Leinster continue domestic supremacy and look to raise bar in Europe
Leo Cullen points out how side failed to back-up Pro 14 win against Saracens last year
Devin Toner, Michael Bent and Scott Fardy lead the Leinster celebrations after the victory over Munster in the Guinness Pro 14 Final at the RDS. Photograph: Dan Sheridan/Inpho
Leinster like to share the trophy-lifting around; well, if only among their own squad members anyway. A fourth Guinness Pro14 title in a row and a ninth trophy in the decade since Munster last lifted one ensured that this time the honour could be shared by the record-breaking Devin Toner, Scott Fardy and Michael Bent following Saturday’s latest dissection of their auld rivals.
For sure this was a clear signal that the trio could all be moving on at the end of the season but equally certain is that the Leinster machine will motor on remorselessly. Once again it showed no signs of stuttering in the course of this one-sided 16-6 victory.
About the only downside were the circumstances that decreed this could not be enjoyed in front of a full house to be followed by a proper, end-of-season celebration.
“It’s the fans that make these occasions and we all hope we can get back to a full house,” admitted Leo Cullen, a serial winner as captain and now coach. “How that develops over the next number of months is anyone’s guess. But, we’ll try and do that as best we can.
We didn’t manage the transition from winning the final against Ulster to playing a quarter-final of Europe particularly well
“The players get a bit of a special moment, it’s like a private party for them really. They’re celebrating as a group there, but at some point really quickly we’ll have to turn the page into next week,” added Cullen, in reference to the six-day turnaround before hosting Toulon next Friday at the same empty RDS in the last 16 of the Heineken Champions Cup.
Cullen noted the return from injury of Sergio Parisse, now 37, in Toulon’s 54-16 loss away to Lyon earlier on Saturday afternoon in a game distorted by an early red card for Ma’a Nonu, now 38, for elbowing Jean-Marc Doussain in the face in a frustrated reaction to being obstructed off the ball.

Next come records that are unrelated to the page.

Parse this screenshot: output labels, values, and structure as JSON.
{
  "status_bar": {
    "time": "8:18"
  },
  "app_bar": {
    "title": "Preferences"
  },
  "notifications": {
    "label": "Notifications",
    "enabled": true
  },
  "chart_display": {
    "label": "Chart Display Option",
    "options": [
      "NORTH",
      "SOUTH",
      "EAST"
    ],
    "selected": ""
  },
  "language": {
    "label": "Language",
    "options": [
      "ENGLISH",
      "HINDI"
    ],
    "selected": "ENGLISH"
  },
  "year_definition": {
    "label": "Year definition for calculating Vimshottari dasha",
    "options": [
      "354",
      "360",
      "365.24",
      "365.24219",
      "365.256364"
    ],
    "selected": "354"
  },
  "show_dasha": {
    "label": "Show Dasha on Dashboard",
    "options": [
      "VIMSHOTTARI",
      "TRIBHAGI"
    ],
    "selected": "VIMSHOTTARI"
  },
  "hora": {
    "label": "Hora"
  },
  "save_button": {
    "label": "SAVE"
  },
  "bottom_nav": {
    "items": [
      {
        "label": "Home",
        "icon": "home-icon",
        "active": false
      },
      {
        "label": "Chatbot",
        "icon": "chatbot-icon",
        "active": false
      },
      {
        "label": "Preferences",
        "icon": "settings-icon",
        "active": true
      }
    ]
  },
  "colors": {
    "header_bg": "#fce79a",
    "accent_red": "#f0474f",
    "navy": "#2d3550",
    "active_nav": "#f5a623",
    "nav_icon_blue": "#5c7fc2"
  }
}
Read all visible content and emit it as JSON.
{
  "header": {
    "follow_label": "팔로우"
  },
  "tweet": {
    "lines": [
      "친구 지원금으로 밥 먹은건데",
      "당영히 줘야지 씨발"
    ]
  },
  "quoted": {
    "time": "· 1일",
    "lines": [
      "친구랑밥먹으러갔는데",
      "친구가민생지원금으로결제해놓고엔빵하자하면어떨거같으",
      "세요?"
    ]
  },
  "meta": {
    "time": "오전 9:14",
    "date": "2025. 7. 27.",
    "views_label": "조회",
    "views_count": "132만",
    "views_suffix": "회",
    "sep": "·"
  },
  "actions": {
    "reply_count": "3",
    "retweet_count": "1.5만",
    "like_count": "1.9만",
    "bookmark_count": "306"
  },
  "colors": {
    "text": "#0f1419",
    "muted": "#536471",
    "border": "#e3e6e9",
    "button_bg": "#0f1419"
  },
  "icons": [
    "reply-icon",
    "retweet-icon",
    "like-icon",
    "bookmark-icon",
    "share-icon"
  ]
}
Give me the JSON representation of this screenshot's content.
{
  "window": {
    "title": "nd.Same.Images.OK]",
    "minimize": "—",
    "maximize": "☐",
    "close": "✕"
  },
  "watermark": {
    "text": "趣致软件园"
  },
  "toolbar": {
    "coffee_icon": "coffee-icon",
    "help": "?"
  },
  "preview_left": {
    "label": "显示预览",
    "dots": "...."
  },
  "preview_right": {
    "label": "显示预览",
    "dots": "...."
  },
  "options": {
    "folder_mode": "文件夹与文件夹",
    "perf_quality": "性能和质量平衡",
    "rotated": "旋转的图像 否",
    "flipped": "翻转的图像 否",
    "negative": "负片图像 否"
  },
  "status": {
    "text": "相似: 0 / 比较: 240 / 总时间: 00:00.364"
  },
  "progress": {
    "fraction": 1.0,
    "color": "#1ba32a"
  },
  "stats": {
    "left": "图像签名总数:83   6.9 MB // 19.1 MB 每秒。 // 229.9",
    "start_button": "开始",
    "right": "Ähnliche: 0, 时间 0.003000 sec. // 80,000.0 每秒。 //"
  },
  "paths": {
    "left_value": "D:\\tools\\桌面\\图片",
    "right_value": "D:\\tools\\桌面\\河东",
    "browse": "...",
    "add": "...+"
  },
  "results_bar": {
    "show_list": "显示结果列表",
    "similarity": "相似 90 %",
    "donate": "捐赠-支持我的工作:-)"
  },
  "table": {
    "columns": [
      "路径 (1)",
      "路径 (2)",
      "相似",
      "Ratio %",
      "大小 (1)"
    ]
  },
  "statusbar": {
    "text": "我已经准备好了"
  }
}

Toulon were also missing French captain Charles Ollivon as well as Test teammates Baptiste Serin, Swan Rebbadj, Romain Taofifenua, and Jean-Baptiste Gros, all of whom were involved in last Friday’s delayed Six Nations finale when losing to Scotland.
“We didn’t manage the transition from winning the final against Ulster to playing a quarter-final of Europe particularly well,” said Cullen in reference to last September’s defeat by Saracens. “So hopefully we can learn from that as a group and be a little bit better this time. The challenge is still massive.”
Encouragingly, Johnny Sexton should be okay after apparently completing his HIA, by which stage there were only a few minutes left.
By contrast, Peter O’Mahony’s cut leg looked of more concern for Johann van Graan, who admitted: “He is struggling a bit. He has a deep cut to his leg – it doesn’t look well.”
We’re looking forward to getting back home tonight, deal with the disappointment because it is very disappointing for all of us
In contrast to Toner, Fardy and Bent, there was no farewell parting gift of winners medals for CJ Stander and Billy Holland, and after this most sobering of defeats to Leinster – their ninth in 10 games under Van Graan’s watch – Munster face the daunting prospect of a last 16 tie against Top 14 champions and pacesetters Toulouse next Saturday which, without fans, will be missing its Thomond Park factor.
“Toulouse are a fantastic rugby team and they are flying at the moment, you’ve just got to look at the players that they have,” said Van Graan. “That’s sport, you know, and we’ve just got to dust ourselves off, take the next 48 hours to deal with this.
“In a normal season this would be the end of the season and now we’ve got Toulouse next weekend. So that’s just the way it is and the way that things have been restructured because of this pandemic.
“We’re looking forward to getting back home tonight, deal with the disappointment because it is very disappointing for all of us. You don’t get over a loss like this too quickly. If you lose in a final you’re so close but you are so far so we’ve just got to deal with it and start again with Toulouse.”
These two will meet again in the first round of the Rainbow Cup just three weeks hence (could the organisers not at least have put it back a couple of rounds?) another hybrid competition invented to seal the €6 million in South African TV monies and act as a dry run for next season’s expansion to incorporate their four former Super Rugby franchises.
Where it leaves Munster and the rest is a moot point, but presuming a Pro 16 comes into existence next season it certainly won’t be a Leinster procession to a fifth title in a row. And even Leinster welcome that.
“For the credibility of the competition we play in, for the profile of the competition it is only going to be positive,” said Cullen.
“If you’ve been to South Africa, it is one of the biggest rugby markets in the world. They’re the world champions, they’ve so many players that have played in the World Cup-winning team that will be representing those four teams – so, yeah, it’s going to be a massive challenge and that’s what we all want. To test ourselves against the best that’s out there.”